Mother of child killed by suicidal ex-husband continues fight to change child custody laws
The Thomas Valva case is bringing back bad memories for a Long Island woman who is on a crusade to change child custody laws in New York.
Kyra Franchetti was the subject of a bitter custody battle between Jacqueline Franchetti and her ex-husband. Despite warnings from the mother that the father was abusive and suicidal, the father was given permission to visit Kyra.
"I told them that not only was he suicidal, but that he wasn't following court orders, he wasn't following medical directives for Kyra's care, which is physical abuse," says Franchetti. "He was threatening me, harassing me. But she yelled at me to grow up."
While on the court-sanctioned visit, Kyra was killed and the father committed suicide. Ever since then, Jacqueline has been on a mission to get the laws for custody battles changed.
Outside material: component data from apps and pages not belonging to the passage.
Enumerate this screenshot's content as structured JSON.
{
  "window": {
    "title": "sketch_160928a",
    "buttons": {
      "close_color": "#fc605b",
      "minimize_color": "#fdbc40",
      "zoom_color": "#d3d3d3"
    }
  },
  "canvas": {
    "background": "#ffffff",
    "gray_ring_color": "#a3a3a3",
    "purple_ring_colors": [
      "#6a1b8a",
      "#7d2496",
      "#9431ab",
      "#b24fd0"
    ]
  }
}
Custody laws have been called into question in the wake of the death of Thomas Valva, who died of hypothermia last month after allegedly being forced to sleep in a freezing garage. His father has been charged with murder. The boy's mother says she warned about him being abusive.
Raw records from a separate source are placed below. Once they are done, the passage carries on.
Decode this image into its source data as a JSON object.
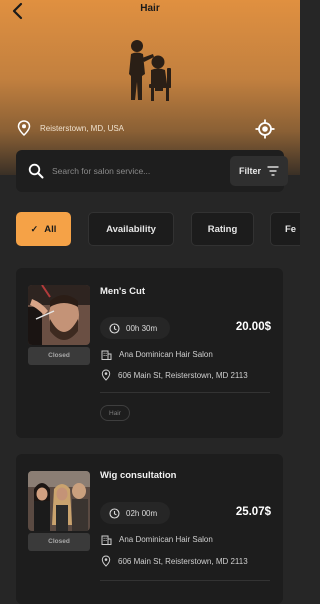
{
  "header": {
    "title": "Hair",
    "location": "Reisterstown, MD, USA"
  },
  "search": {
    "placeholder": "Search for salon service...",
    "filter_label": "Filter"
  },
  "chips": [
    {
      "label": "All",
      "active": true
    },
    {
      "label": "Availability",
      "active": false
    },
    {
      "label": "Rating",
      "active": false
    },
    {
      "label": "Fe",
      "active": false
    }
  ],
  "services": [
    {
      "name": "Men's Cut",
      "status": "Closed",
      "duration": "00h 30m",
      "price": "20.00$",
      "salon": "Ana Dominican Hair Salon",
      "address": "606 Main St, Reisterstown, MD 2113",
      "tag": "Hair"
    },
    {
      "name": "Wig consultation",
      "status": "Closed",
      "duration": "02h 00m",
      "price": "25.07$",
      "salon": "Ana Dominican Hair Salon",
      "address": "606 Main St, Reisterstown, MD 2113"
    }
  ],
  "colors": {
    "accent": "#f5a247",
    "background": "#262626",
    "card": "#1d1d1d"
  }
}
There are a couple of bills being debated in the state Capitol in relation to child custody. One would make child safety the top priority when it comes to awarding custody. Right now the standard is what's called "the best interest of the child." Critics say that's too vague, and that the health and safety of the child should be the No. 1 priority.
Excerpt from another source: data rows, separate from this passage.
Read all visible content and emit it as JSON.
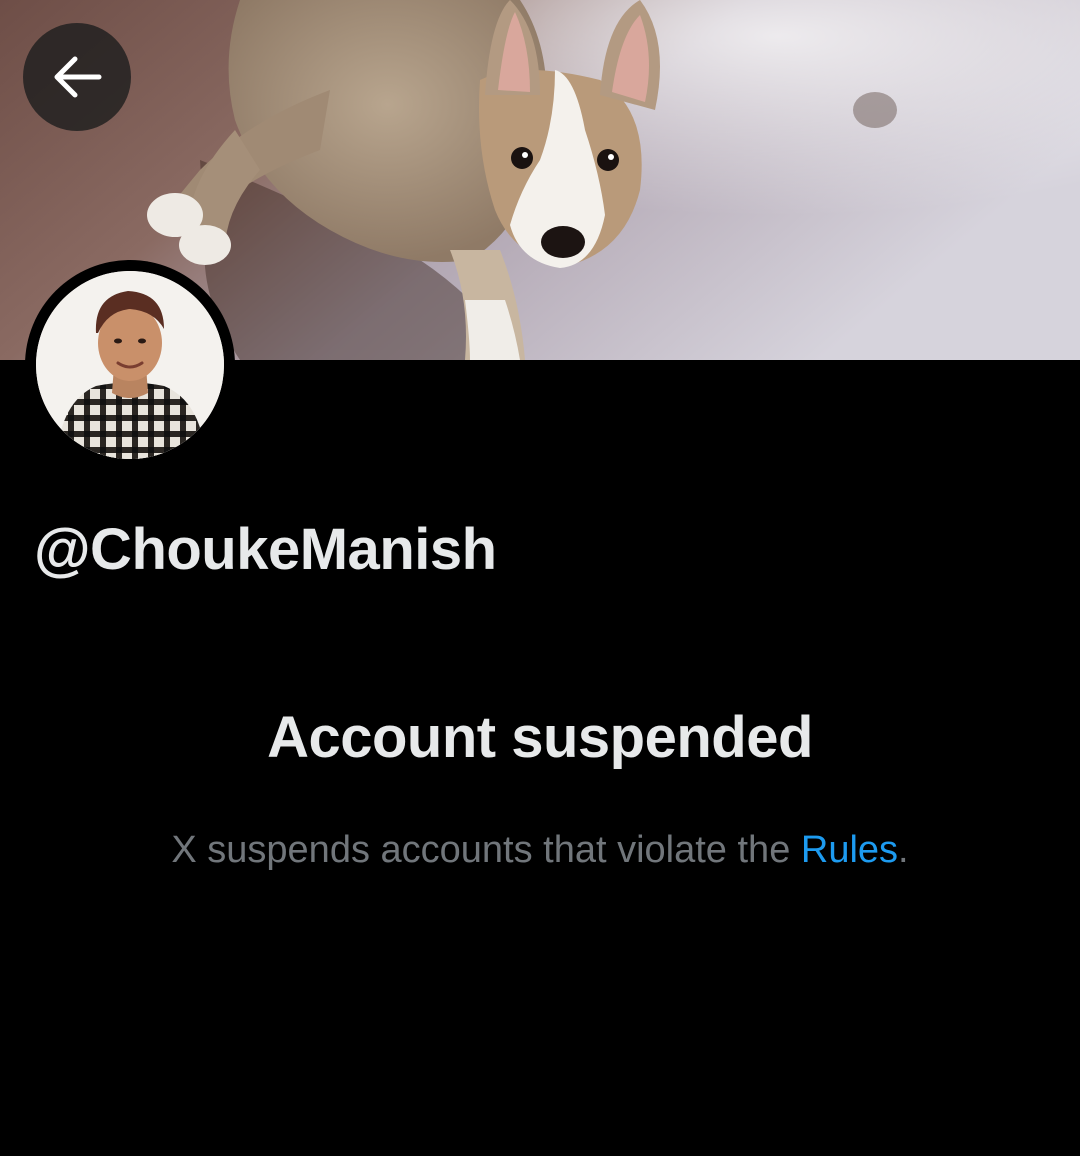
{
  "profile": {
    "handle": "@ChoukeManish",
    "banner_image": "puppy-on-floor-photo",
    "avatar_image": "profile-photo"
  },
  "nav": {
    "back_icon": "arrow-left-icon"
  },
  "suspension": {
    "title": "Account suspended",
    "message_prefix": "X suspends accounts that violate the ",
    "rules_link": "Rules",
    "message_suffix": "."
  },
  "colors": {
    "background": "#000000",
    "primary_text": "#e7e9ea",
    "secondary_text": "#71767b",
    "link": "#1d9bf0"
  }
}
Another bill mandates all judges, attorneys and case workers be properly trained in family violence issues.
For now, Franchetti says she tries to focus on the good times with her 2-year-old daughter, but says the pain never goes away.
"When you look at national statistics, 58,000 children each year are court-ordered into the home of a mom or a dad who is physically, sexually or emotionally abusing them," says Franchetti. "That means today in the United States, there's a half-million children afraid to go home. That's unacceptable."